Records drawn from a dataset

>>

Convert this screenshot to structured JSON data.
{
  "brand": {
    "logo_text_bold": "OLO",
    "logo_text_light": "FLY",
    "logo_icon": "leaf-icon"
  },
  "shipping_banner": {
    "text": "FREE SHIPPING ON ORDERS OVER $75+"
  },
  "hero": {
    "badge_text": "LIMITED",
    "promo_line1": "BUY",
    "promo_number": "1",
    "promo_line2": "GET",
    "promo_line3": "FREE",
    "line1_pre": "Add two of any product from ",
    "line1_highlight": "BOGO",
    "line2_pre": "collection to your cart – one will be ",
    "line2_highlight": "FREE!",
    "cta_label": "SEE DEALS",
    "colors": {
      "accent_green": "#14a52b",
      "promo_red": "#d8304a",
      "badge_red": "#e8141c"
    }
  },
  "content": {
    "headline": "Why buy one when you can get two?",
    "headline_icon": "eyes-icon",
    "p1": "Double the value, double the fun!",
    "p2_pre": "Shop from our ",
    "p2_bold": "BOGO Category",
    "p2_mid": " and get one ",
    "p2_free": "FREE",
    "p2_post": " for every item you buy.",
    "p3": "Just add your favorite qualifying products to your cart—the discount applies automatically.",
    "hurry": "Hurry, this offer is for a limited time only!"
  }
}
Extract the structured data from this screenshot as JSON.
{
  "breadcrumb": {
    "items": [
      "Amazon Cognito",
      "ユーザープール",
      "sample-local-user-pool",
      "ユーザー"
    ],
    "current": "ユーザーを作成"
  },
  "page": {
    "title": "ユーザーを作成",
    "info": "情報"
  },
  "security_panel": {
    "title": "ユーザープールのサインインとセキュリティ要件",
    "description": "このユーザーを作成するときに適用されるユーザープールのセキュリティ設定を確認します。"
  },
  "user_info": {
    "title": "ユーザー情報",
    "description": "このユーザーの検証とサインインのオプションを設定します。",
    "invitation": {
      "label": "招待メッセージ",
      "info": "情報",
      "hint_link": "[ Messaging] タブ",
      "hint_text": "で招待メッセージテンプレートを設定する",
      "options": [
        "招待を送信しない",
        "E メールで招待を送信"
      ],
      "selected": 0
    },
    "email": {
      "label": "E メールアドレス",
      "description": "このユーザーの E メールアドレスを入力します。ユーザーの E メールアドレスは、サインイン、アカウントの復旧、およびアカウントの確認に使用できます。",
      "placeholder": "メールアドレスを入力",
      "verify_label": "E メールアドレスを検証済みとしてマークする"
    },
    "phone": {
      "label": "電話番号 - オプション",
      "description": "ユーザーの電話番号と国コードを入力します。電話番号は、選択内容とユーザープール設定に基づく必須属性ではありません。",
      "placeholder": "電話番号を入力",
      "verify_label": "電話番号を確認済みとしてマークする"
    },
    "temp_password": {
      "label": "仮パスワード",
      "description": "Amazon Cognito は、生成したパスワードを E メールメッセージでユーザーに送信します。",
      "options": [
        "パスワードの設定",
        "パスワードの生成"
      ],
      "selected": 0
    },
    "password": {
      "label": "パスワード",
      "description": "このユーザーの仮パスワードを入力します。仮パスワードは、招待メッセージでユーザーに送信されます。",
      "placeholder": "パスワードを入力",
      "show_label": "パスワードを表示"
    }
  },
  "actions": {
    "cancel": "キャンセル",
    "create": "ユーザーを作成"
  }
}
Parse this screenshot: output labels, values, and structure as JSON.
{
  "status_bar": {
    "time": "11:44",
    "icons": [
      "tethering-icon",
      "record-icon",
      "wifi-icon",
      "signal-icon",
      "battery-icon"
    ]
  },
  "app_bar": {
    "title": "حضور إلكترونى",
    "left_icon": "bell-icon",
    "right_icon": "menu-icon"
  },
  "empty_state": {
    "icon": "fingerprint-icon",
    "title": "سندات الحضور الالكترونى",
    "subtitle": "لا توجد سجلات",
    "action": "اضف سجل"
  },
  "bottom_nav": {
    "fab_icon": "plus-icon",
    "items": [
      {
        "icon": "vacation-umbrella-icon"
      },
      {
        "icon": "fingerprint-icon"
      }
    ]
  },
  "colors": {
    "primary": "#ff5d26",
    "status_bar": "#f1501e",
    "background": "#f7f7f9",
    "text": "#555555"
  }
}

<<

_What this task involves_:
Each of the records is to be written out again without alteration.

_Solution to the exercise_:
Convert this screenshot to structured JSON data.
{
  "brand": {
    "logo_text_bold": "OLO",
    "logo_text_light": "FLY",
    "logo_icon": "leaf-icon"
  },
  "shipping_banner": {
    "text": "FREE SHIPPING ON ORDERS OVER $75+"
  },
  "hero": {
    "badge_text": "LIMITED",
    "promo_line1": "BUY",
    "promo_number": "1",
    "promo_line2": "GET",
    "promo_line3": "FREE",
    "line1_pre": "Add two of any product from ",
    "line1_highlight": "BOGO",
    "line2_pre": "collection to your cart – one will be ",
    "line2_highlight": "FREE!",
    "cta_label": "SEE DEALS",
    "colors": {
      "accent_green": "#14a52b",
      "promo_red": "#d8304a",
      "badge_red": "#e8141c"
    }
  },
  "content": {
    "headline": "Why buy one when you can get two?",
    "headline_icon": "eyes-icon",
    "p1": "Double the value, double the fun!",
    "p2_pre": "Shop from our ",
    "p2_bold": "BOGO Category",
    "p2_mid": " and get one ",
    "p2_free": "FREE",
    "p2_post": " for every item you buy.",
    "p3": "Just add your favorite qualifying products to your cart—the discount applies automatically.",
    "hurry": "Hurry, this offer is for a limited time only!"
  }
}
Extract the structured data from this screenshot as JSON.
{
  "breadcrumb": {
    "items": [
      "Amazon Cognito",
      "ユーザープール",
      "sample-local-user-pool",
      "ユーザー"
    ],
    "current": "ユーザーを作成"
  },
  "page": {
    "title": "ユーザーを作成",
    "info": "情報"
  },
  "security_panel": {
    "title": "ユーザープールのサインインとセキュリティ要件",
    "description": "このユーザーを作成するときに適用されるユーザープールのセキュリティ設定を確認します。"
  },
  "user_info": {
    "title": "ユーザー情報",
    "description": "このユーザーの検証とサインインのオプションを設定します。",
    "invitation": {
      "label": "招待メッセージ",
      "info": "情報",
      "hint_link": "[ Messaging] タブ",
      "hint_text": "で招待メッセージテンプレートを設定する",
      "options": [
        "招待を送信しない",
        "E メールで招待を送信"
      ],
      "selected": 0
    },
    "email": {
      "label": "E メールアドレス",
      "description": "このユーザーの E メールアドレスを入力します。ユーザーの E メールアドレスは、サインイン、アカウントの復旧、およびアカウントの確認に使用できます。",
      "placeholder": "メールアドレスを入力",
      "verify_label": "E メールアドレスを検証済みとしてマークする"
    },
    "phone": {
      "label": "電話番号 - オプション",
      "description": "ユーザーの電話番号と国コードを入力します。電話番号は、選択内容とユーザープール設定に基づく必須属性ではありません。",
      "placeholder": "電話番号を入力",
      "verify_label": "電話番号を確認済みとしてマークする"
    },
    "temp_password": {
      "label": "仮パスワード",
      "description": "Amazon Cognito は、生成したパスワードを E メールメッセージでユーザーに送信します。",
      "options": [
        "パスワードの設定",
        "パスワードの生成"
      ],
      "selected": 0
    },
    "password": {
      "label": "パスワード",
      "description": "このユーザーの仮パスワードを入力します。仮パスワードは、招待メッセージでユーザーに送信されます。",
      "placeholder": "パスワードを入力",
      "show_label": "パスワードを表示"
    }
  },
  "actions": {
    "cancel": "キャンセル",
    "create": "ユーザーを作成"
  }
}
Parse this screenshot: output labels, values, and structure as JSON.
{
  "status_bar": {
    "time": "11:44",
    "icons": [
      "tethering-icon",
      "record-icon",
      "wifi-icon",
      "signal-icon",
      "battery-icon"
    ]
  },
  "app_bar": {
    "title": "حضور إلكترونى",
    "left_icon": "bell-icon",
    "right_icon": "menu-icon"
  },
  "empty_state": {
    "icon": "fingerprint-icon",
    "title": "سندات الحضور الالكترونى",
    "subtitle": "لا توجد سجلات",
    "action": "اضف سجل"
  },
  "bottom_nav": {
    "fab_icon": "plus-icon",
    "items": [
      {
        "icon": "vacation-umbrella-icon"
      },
      {
        "icon": "fingerprint-icon"
      }
    ]
  },
  "colors": {
    "primary": "#ff5d26",
    "status_bar": "#f1501e",
    "background": "#f7f7f9",
    "text": "#555555"
  }
}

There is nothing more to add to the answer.